Stop using straws: Let your lips actually touch the cup or glass. When the wait staff comes around and leaves straws on the table, be sure to hand them back. Otherwise, they will just be thrown away when you leave the table, ruining your good intentions. Another thought is to encourage your restaurants to use cardboard straws as some do now. If you must have a straw, buy bamboo, metal, or a hard reusable plastic one that doesn’t get thrown away.

Carry canvas bags: This is obvious but I’m surprised how many people don’t do it. Carry them in your car if possible. If you forget your bags at home, which I frequently do, then ask for paper, if it is an option. It is recyclable. In addition, use net bags for selecting your produce. Different types are on the market but my preference is for these because they are closeable. https://tinyurl.com/amazon-com-canvas-bags.

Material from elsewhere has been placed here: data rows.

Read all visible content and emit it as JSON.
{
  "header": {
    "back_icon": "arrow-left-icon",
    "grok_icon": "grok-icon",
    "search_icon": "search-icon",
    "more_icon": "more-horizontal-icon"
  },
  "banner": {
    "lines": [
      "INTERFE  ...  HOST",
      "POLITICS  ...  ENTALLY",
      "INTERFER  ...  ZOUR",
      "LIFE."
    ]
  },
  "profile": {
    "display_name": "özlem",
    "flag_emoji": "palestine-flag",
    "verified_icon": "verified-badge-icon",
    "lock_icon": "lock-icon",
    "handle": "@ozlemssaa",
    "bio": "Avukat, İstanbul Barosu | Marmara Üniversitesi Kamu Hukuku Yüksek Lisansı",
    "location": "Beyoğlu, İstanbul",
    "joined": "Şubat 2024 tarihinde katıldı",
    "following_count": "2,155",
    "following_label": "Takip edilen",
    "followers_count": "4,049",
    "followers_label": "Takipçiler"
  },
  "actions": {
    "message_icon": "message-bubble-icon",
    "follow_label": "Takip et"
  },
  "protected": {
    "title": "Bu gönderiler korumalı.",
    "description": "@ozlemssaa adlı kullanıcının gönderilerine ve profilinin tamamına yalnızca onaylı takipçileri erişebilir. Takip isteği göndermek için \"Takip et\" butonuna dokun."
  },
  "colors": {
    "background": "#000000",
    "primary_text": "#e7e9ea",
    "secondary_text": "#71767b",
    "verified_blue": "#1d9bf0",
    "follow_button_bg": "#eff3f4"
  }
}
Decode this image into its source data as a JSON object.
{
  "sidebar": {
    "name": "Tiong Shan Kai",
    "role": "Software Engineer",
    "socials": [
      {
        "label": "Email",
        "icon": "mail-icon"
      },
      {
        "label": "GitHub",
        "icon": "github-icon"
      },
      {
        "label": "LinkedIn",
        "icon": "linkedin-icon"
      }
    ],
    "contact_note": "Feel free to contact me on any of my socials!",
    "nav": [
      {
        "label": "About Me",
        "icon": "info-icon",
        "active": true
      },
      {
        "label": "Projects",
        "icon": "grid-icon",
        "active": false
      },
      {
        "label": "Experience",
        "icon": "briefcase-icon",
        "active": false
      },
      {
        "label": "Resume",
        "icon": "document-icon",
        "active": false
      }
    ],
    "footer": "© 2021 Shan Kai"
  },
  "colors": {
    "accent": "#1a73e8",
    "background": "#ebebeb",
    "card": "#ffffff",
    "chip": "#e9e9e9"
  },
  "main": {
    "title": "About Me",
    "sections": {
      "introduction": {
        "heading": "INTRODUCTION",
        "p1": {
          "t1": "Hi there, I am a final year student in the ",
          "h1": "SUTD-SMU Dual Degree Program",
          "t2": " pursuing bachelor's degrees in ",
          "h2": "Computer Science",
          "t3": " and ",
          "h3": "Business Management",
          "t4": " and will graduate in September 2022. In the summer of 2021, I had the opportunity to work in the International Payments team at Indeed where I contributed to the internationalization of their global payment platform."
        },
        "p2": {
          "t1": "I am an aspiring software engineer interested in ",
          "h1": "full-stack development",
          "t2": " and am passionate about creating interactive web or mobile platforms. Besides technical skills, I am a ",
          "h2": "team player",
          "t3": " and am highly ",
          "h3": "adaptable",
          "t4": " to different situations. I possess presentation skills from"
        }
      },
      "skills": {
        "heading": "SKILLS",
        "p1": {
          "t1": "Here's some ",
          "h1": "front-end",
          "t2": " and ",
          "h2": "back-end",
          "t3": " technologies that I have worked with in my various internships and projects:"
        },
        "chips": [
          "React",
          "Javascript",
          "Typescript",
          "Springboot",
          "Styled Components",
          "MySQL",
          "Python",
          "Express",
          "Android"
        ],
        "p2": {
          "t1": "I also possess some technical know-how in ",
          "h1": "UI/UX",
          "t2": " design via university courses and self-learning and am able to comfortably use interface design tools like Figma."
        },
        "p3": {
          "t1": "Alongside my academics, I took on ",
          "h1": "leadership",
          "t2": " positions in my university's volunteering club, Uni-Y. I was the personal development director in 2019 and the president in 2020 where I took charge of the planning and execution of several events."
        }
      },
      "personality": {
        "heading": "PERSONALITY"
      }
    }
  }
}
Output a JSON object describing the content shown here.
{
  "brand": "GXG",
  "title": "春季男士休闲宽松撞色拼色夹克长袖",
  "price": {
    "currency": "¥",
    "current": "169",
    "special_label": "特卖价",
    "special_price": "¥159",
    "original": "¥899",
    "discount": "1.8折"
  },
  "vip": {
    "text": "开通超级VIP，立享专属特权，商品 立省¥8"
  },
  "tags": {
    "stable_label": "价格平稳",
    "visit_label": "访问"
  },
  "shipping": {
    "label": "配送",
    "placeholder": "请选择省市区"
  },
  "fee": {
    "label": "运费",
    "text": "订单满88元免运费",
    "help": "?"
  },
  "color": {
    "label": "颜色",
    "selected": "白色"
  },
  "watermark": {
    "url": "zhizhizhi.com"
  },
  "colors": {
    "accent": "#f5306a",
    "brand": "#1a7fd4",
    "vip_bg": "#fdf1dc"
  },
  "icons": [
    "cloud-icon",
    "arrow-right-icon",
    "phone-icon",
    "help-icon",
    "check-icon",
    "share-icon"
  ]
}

Use reusable boxes: How many of you use Ziploc bags? I was a fanatic about them because they were so easy to use. However, they filled my weekly garbage so I’m swearing off bags in favor of closeable plastic boxes for sandwiches and leftovers. Several hard-plastic boxes are on the market which hold sandwiches and sometimes other items. We use one that has two layers: a large lower space for the sandwich and an upper space for chips and veggies.

Buy soap bars: I know many of you are fans of liquid soaps. They smell great and are not as messy as soap bars. However, their plastic packaging is hard to recycle because of the pump parts. Instead, go back to bars, which are only wrapped in waxy paper. True, multiple bars are wrapped in clear plastic, but that is recyclable along with your grocery plastic bags. If you want to keep using a liquid soap, consider buying a glass container and buying the gallon size refillable soap bottles. That will at least reduce your reliance some on one-shot plastics.

Use reusable drinking cups: Everyone has talked about the evil of one-use water bottles. When we camped, we used them all the time. However, we invested in a few large, reusable plastic cups to replace these bottles. The cups were a little on the pricey side for the insulation, but we’ll save money in avoiding the bottled water.

Ask for biodegradable rings: By this I mean write to your favorite soda, beer, or energy drink supplier and ask them to replace their six-pack rings with biodegradable ones. Here is an article that offers more information on ones that double as fish food.

https://www.theverge.com/2016/5/19/11714552/beer-rings-fish-food-edible-saltwater-brewery

Finally, recycle all the items you can BUT follow the guidelines of your local recycler. For instance, the Solo plastic drinking cups are not recyclable. Neither are most yogurt containers. Be aware of what you can put into the blue bins because your mistakes can mess up a whole bale of plastics.Plastic bottles

Working together, we can make the world a better place and still live with some forms of plastic. The trick is to not waste even the plastics. Reuse or recycle them. We are too used to the idea of one-use items, and those are what clogs our waters, kills animals, and fills our garbage pits. The human race must turn away from use-and-throw-away thinking in order to save our ecosystem. I’m going to do my bit and change my small corner of the world. Are you?